four schools with accredited programs in architecture — The Catholic
University of America, Howard University, Virginia Tech’s
Washington-Alexandria Architecture Center, and the University of
Maryland — participate in a day-long design competition held in the
Museum’s Great Hall. Free drop-in program.
Adams Morgan Day Festival, September 13
Katherine Rivard, email@example.com
DC’s most talked about multicultural festival is back this fall
with its old traditions as well as some new additions. As always, the
festival will feature live music, dance performances and a kids’ fair.
New additions to the festival include a Green Pavilion, Pet Zone, and DJ
Pavilion. The Adams Morgan Day Festival showcases the city’s latest
artist trends and eco-friendly initiatives and bring the arts, culture,
family and fun together. September 13, 12:00 p.m.-7:00 p.m., 18th
Street, NW, between Columbia Road and Florida Avenue. Free.
National Building Museum Ghost Tours, October
16, 18, 26; November 8, 15, 20, 21
Jazmine Zick, firstname.lastname@example.org
Everyone loves a good ghost story! See a different side of the Museum
on this lantern-light tour led by the ghost of Mary Surratt. Who are the
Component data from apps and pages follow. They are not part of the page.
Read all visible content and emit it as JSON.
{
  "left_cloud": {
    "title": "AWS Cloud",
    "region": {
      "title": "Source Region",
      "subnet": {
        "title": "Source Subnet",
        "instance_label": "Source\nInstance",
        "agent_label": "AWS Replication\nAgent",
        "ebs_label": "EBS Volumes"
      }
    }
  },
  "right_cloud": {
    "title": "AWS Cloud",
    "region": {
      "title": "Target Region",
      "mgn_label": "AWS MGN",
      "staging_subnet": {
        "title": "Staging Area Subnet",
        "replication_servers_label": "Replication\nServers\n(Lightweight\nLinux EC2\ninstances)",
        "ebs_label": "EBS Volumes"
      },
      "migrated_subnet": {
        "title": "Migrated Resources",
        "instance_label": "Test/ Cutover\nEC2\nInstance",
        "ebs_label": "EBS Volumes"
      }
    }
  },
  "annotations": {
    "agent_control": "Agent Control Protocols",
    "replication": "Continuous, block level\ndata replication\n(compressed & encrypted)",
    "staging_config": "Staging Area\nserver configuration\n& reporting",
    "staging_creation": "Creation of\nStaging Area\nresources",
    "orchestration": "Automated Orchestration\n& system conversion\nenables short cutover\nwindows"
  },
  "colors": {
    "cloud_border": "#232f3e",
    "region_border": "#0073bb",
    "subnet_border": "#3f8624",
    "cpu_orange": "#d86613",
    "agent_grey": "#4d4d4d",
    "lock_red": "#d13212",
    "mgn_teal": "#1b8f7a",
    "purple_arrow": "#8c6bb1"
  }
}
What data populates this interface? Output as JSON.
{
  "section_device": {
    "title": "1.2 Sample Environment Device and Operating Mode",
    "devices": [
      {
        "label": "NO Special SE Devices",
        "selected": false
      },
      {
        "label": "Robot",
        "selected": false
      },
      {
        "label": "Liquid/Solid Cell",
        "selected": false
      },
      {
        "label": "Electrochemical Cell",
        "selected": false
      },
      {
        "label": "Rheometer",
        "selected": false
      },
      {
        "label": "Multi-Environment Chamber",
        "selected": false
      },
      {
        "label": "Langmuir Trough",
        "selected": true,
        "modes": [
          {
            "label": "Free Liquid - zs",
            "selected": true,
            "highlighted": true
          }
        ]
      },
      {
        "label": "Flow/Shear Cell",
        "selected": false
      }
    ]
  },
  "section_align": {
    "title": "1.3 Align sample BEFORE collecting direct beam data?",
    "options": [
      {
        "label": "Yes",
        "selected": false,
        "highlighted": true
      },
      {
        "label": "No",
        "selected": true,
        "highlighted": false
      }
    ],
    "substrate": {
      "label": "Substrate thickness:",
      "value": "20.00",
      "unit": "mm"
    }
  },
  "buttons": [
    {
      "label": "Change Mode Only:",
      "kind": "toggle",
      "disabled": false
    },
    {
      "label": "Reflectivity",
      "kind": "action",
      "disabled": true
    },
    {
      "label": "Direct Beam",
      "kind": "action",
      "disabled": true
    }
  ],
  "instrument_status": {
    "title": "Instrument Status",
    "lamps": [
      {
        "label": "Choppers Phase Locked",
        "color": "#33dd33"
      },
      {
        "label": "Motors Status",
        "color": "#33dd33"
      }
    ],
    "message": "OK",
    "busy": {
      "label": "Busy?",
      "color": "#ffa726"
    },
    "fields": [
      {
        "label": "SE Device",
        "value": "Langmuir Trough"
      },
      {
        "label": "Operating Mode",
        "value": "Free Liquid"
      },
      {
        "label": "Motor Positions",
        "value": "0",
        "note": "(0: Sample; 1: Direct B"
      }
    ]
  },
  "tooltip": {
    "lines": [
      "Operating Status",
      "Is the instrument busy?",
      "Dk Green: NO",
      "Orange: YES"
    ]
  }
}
irritable rider on horseback and the footless figure? Why are there
mysterious faces swirling in the 75-foot Corinthian columns? All will be
revealed on this behind-the-scenes tour of the mysteries of the Museum.
$12 members; $20 nonmembers. Prepaid registration required. Recommended
for ages ten and up. Members preregistration is open; general
registration begins on September 10. Register before tickets disappear!
October 16, 18, 26 and November 8, 15, 20, 21, at 8:00-9:00 p.m.
New: custom ghost Tours for your group of five to twenty-five people.
Great for a birthday party, family reunion, work retreat, or as a spooky
get together with friends. Custom ghost tours can be arranged on
selected dates between December 2009 and June 2010. Learn more at http://www.nbm.org/programs-lectures/tours/custom-tours.html#Ghost_Tours.
themail@dcwatch is an E-mail discussion forum that is published every
Wednesday and Sunday. To change the E-mail address for your subscription
to themail, use the Update Profile/Email address link below in the
E-mail edition. To unsubscribe, use the Safe Unsubscribe link in the
E-mail edition. An archive of all past issues is available at http://www.dcwatch.com/themail.
All postings should be submitted to email@example.com,
and should be about life, government, or politics in the District of
Columbia in one way or another. All postings must be signed in order to
be printed, and messages should be reasonably short — one or two brief
paragraphs would be ideal — so that as many messages as possible can
be put into each mailing.